And work they do, with Weinert noting that password spraying attacks opened the door to 1 percent of the accounts against which they were deployed in January. On average, attackers would try around 15 passwords.
Roughly the same number of accounts fell victim to password replay attacks, also known as breach replay attacks. In these cases, ne’er-do-wells leverage lists of credentials spilled in data incidents and try out the same login combinations at other services.
Almost all password spraying and password replay attacks took aim at common legacy authentication protocols – 99.7 percent and 97 percent, respectively. The probability of a compromise surged to 7.2 percent if SMTP was enabled, to 4.3 percent for IMAP, and to 1.6 percent for POP.
What are the easiest fixes? You guessed it – choosing strong and unique passphrases, enabling MFA (also commonly known as two-factor authentication), and disabling legacy protocols.
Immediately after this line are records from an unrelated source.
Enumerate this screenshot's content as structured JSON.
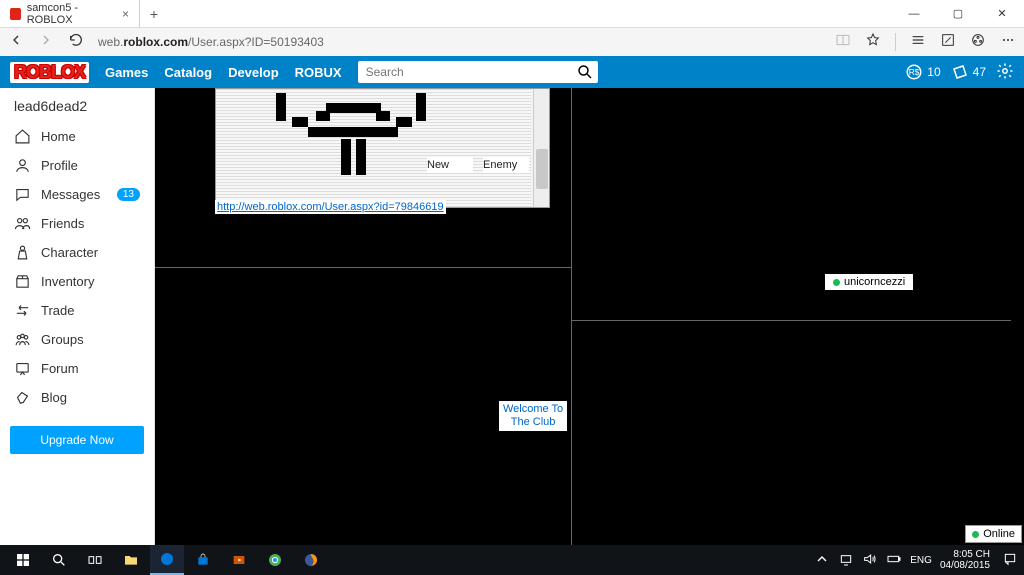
{
  "browser": {
    "tab_title": "samcon5 - ROBLOX",
    "url_prefix": "web.",
    "url_host": "roblox.com",
    "url_path": "/User.aspx?ID=50193403"
  },
  "nav": {
    "games": "Games",
    "catalog": "Catalog",
    "develop": "Develop",
    "robux": "ROBUX",
    "search_placeholder": "Search",
    "robux_count": "10",
    "tix_count": "47"
  },
  "sidebar": {
    "username": "lead6dead2",
    "home": "Home",
    "profile": "Profile",
    "messages": "Messages",
    "messages_badge": "13",
    "friends": "Friends",
    "character": "Character",
    "inventory": "Inventory",
    "trade": "Trade",
    "groups": "Groups",
    "forum": "Forum",
    "blog": "Blog",
    "upgrade": "Upgrade Now"
  },
  "content": {
    "new_label": "New",
    "enemy_label": "Enemy",
    "profile_link": "http://web.roblox.com/User.aspx?id=79846619",
    "welcome_line1": "Welcome To",
    "welcome_line2": "The Club",
    "friend_name": "unicorncezzi",
    "online_label": "Online"
  },
  "taskbar": {
    "lang": "ENG",
    "time": "8:05 CH",
    "date": "04/08/2015"
  }
}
According to Microsoft, the latter measure slashes the likelihood of an account takeover by two thirds.